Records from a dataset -

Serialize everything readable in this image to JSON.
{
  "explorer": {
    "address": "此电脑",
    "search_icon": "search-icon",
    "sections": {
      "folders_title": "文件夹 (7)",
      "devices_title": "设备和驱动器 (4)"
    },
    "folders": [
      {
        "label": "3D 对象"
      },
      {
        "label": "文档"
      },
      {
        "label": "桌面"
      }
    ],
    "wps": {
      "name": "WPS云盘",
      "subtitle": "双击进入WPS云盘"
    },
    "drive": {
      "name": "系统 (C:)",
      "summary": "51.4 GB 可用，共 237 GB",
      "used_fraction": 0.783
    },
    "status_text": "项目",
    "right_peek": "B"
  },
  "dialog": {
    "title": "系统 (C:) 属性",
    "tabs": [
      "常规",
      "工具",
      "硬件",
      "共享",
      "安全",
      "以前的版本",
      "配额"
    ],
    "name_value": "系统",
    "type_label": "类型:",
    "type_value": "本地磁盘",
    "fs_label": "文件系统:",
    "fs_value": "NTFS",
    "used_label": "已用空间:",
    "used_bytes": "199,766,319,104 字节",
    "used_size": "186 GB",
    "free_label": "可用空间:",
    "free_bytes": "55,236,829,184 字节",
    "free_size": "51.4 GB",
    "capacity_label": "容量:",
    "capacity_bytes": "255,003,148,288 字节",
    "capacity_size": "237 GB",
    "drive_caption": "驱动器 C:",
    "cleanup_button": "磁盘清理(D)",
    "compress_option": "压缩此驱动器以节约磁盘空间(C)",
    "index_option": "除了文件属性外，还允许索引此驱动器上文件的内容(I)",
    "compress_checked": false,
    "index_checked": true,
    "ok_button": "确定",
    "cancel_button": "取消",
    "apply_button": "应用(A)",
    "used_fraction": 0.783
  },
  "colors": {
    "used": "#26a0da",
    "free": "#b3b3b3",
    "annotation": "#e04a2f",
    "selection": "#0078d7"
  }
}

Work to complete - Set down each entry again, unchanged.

Solution to this task -
Serialize everything readable in this image to JSON.
{
  "explorer": {
    "address": "此电脑",
    "search_icon": "search-icon",
    "sections": {
      "folders_title": "文件夹 (7)",
      "devices_title": "设备和驱动器 (4)"
    },
    "folders": [
      {
        "label": "3D 对象"
      },
      {
        "label": "文档"
      },
      {
        "label": "桌面"
      }
    ],
    "wps": {
      "name": "WPS云盘",
      "subtitle": "双击进入WPS云盘"
    },
    "drive": {
      "name": "系统 (C:)",
      "summary": "51.4 GB 可用，共 237 GB",
      "used_fraction": 0.783
    },
    "status_text": "项目",
    "right_peek": "B"
  },
  "dialog": {
    "title": "系统 (C:) 属性",
    "tabs": [
      "常规",
      "工具",
      "硬件",
      "共享",
      "安全",
      "以前的版本",
      "配额"
    ],
    "name_value": "系统",
    "type_label": "类型:",
    "type_value": "本地磁盘",
    "fs_label": "文件系统:",
    "fs_value": "NTFS",
    "used_label": "已用空间:",
    "used_bytes": "199,766,319,104 字节",
    "used_size": "186 GB",
    "free_label": "可用空间:",
    "free_bytes": "55,236,829,184 字节",
    "free_size": "51.4 GB",
    "capacity_label": "容量:",
    "capacity_bytes": "255,003,148,288 字节",
    "capacity_size": "237 GB",
    "drive_caption": "驱动器 C:",
    "cleanup_button": "磁盘清理(D)",
    "compress_option": "压缩此驱动器以节约磁盘空间(C)",
    "index_option": "除了文件属性外，还允许索引此驱动器上文件的内容(I)",
    "compress_checked": false,
    "index_checked": true,
    "ok_button": "确定",
    "cancel_button": "取消",
    "apply_button": "应用(A)",
    "used_fraction": 0.783
  },
  "colors": {
    "used": "#26a0da",
    "free": "#b3b3b3",
    "annotation": "#e04a2f",
    "selection": "#0078d7"
  }
}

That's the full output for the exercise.